Our next Aaron Sorkin exploration…
Rating: 2 stars (out of 4)
The trailer for Charlie Wilson’s War and its IMDB page promise two very different movies. The latter will remind you of the tremendous amount of talent that has been gathered in front of and behind the camera, but the former promises only a breezy, lazy film about a potentially weighty topic. Believe the trailer.
War, based off George Crile’s book of the same name, chronicles Congressman Charlie Wilson (Tom Hanks), a Playboy representing a district in Texas that doesn’t want anything, and his covert funding of Afghans after the invasion of the Soviets in 1979. Director Mike Nichols and writer Aaron Sorkin strive for comedy, not drama, though, but it strangely all feels muted. I would have preferred the film to not be so light-hearted, but that would have been easier to take if it was funnier. War is borderline-competent, but hardly inspiring.
The cause of the Afghans is brought to Charlie’s attention by Joanne Herring (Julia Roberts), who, apparently, has enough time on her hands to be concerned about such things. No other motivation is provided for her. Charlie, it turns out, sits in a powerful position in Congress, and with one phone call he can double the U.S. budget for Afghanistan. Joanne wants more, though, and so before long he’s on a plane to Pakistan and walking through refugee camps, which finally gets his attention. The final player is Gust Avrakotos (Philip Seymour Hoffman), a CIA operative who seems permanently miscast in his role (Gust, not Philip).
I mentioned before that a fair amount of talent was assembled for this flick—a jaw-dropping amount, really, when you think about it. Even the cinematographer and composer have been nominated for Oscars, and when you line up Hanks, Roberts, and Hoffman with Nichols (Closer) and Sorkin, you expect greatness. Sadly, everyone here has been better, especially Sorkin, whose screenplay and storyline don’t measure up to his other pronounced successes, both in film (The American President, A Few Good Men) and television (“The West Wing” and “Studio 60 on the Sunset Strip”). There are chuckles to be had, and there’s nothing embarrassing, but it’s not nearly as funny as I expected, and Sorkin removes almost altogether the dramatic undercurrent that gave his other work heft.
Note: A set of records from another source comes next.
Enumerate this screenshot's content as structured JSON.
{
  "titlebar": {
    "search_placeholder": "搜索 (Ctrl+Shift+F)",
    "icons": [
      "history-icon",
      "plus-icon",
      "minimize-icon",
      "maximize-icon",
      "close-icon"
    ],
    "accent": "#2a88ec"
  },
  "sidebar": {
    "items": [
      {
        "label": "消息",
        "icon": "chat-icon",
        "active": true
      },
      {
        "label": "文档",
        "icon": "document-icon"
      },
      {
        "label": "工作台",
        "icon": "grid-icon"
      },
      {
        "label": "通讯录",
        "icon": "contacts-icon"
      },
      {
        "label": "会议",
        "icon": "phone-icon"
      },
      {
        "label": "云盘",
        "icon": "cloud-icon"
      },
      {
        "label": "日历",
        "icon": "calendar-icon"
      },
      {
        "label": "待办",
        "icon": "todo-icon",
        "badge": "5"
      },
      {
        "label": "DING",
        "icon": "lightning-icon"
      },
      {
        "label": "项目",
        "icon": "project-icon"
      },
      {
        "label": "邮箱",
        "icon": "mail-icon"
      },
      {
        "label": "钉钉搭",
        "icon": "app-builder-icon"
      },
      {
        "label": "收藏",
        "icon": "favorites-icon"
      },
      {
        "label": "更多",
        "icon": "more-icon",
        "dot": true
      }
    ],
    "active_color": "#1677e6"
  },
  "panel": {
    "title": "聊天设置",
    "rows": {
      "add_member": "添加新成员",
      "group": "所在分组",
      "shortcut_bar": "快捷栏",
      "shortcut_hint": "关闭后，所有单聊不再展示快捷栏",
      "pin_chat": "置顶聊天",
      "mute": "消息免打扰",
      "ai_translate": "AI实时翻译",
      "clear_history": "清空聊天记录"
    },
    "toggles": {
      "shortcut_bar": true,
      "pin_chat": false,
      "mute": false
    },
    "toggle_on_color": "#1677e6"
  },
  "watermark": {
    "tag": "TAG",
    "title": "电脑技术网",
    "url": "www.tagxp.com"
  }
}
Likewise, Hanks, Roberts, and Hoffman are all fine, but they’ve done better work—not coincidentally, I imagine, because they’ve been pushed harder elsewhere.
Since the roles are basically cut-outs, the stars were just included for box office receipts and, with the possible exception of Hoffman, could have been played by just about anyone. Roberts’s blatantly gratuitous bikini shot falls under the same money-seeking category; Nichols doesn’t even bother to be subtle about that or try to justify it with a reason.
War moves forward reasonably, and there’s a story beneath the sheen, but the ending is far from dramatic—though, I suppose, the film isn’t supposed to be. It’s all here, as shown faithfully by the trailer. The first scene shows us Wilson in a hot tub with naked women and drugs, and within about 60 seconds, his attention is drawn to a television report about the war in Afghanistan. The rest of the film plays out just the way you’d expect it to, replete with belly dancers, assistants who look like models (including Amy Adams, who’s much too gorgeous to be relegated to such a small role), and heavy liquor served at ten AM. It’s all a bit act, but the funniest parts (such as an exchange between Hanks and Hoffman about U.S. policy in Afghanistan) were already shown in the trailer. It just doesn’t seem like the kind of movie that would have taken very long to make; and before you know it, it’s done, clocking in at just over an hour and a half long.
Curiously, at the very end of the film, perhaps in an attempt to place Charlie’s actions into context, Nichols and Sorkin give us a hint about the unintended consequences of Charlie’s actions, and suggests where we went wrong. The expression on Hanks’s face at his recognition ceremony—and, of course, the postscript—implies dissatisfaction with what he did. Hey, Aaron—there’s the drama. That’s what I wish this film had explored.